> [How to complete this task]:
Work through the records below and tally every line containing "time". Reply with the total alone.

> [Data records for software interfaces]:
--- START ---
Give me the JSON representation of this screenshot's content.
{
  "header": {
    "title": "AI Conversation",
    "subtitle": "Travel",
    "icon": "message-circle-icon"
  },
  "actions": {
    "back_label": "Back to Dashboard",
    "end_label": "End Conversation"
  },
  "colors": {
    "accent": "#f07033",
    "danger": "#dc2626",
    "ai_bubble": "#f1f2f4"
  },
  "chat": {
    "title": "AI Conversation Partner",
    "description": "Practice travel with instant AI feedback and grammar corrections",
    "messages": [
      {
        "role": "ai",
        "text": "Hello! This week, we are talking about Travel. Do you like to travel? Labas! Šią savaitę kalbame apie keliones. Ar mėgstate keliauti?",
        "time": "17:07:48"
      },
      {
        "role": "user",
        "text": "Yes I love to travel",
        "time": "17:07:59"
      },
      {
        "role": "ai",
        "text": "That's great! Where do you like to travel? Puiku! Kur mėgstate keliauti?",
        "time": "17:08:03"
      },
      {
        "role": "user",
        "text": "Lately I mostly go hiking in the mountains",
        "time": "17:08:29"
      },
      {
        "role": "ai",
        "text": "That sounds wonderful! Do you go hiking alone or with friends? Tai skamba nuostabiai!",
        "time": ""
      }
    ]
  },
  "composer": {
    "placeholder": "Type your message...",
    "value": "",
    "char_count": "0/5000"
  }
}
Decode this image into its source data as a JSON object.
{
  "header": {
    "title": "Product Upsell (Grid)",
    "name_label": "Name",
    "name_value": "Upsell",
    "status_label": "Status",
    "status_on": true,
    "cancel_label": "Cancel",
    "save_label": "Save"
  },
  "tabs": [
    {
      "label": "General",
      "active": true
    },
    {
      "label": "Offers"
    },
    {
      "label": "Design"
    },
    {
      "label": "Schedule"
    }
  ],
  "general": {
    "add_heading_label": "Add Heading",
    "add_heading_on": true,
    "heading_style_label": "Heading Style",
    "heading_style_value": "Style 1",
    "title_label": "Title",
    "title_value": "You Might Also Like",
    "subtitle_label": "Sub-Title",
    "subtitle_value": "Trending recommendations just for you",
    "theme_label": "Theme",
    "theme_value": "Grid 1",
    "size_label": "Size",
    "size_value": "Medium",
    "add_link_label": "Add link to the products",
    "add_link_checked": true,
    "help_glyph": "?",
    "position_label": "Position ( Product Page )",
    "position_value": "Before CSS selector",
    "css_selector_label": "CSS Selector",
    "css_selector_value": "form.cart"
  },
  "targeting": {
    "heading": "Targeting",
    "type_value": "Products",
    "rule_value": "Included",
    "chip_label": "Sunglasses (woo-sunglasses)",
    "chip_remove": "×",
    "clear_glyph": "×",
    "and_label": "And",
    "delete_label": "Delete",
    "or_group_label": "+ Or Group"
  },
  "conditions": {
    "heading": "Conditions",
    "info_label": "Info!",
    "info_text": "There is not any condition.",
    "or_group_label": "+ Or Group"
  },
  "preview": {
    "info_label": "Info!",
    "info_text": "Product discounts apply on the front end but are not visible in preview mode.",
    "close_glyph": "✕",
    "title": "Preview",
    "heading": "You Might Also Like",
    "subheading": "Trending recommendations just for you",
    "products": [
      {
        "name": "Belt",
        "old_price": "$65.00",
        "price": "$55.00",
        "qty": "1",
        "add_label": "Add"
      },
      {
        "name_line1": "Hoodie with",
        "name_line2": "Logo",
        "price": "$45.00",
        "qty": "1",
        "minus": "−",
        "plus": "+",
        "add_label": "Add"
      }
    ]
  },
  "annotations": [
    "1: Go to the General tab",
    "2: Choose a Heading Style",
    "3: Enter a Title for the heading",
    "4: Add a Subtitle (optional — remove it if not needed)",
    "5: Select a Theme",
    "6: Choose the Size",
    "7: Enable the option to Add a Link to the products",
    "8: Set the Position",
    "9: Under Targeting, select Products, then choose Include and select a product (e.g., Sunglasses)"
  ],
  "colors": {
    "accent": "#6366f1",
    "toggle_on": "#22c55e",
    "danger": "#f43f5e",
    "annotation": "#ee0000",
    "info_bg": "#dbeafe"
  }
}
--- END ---
> [Response]:
5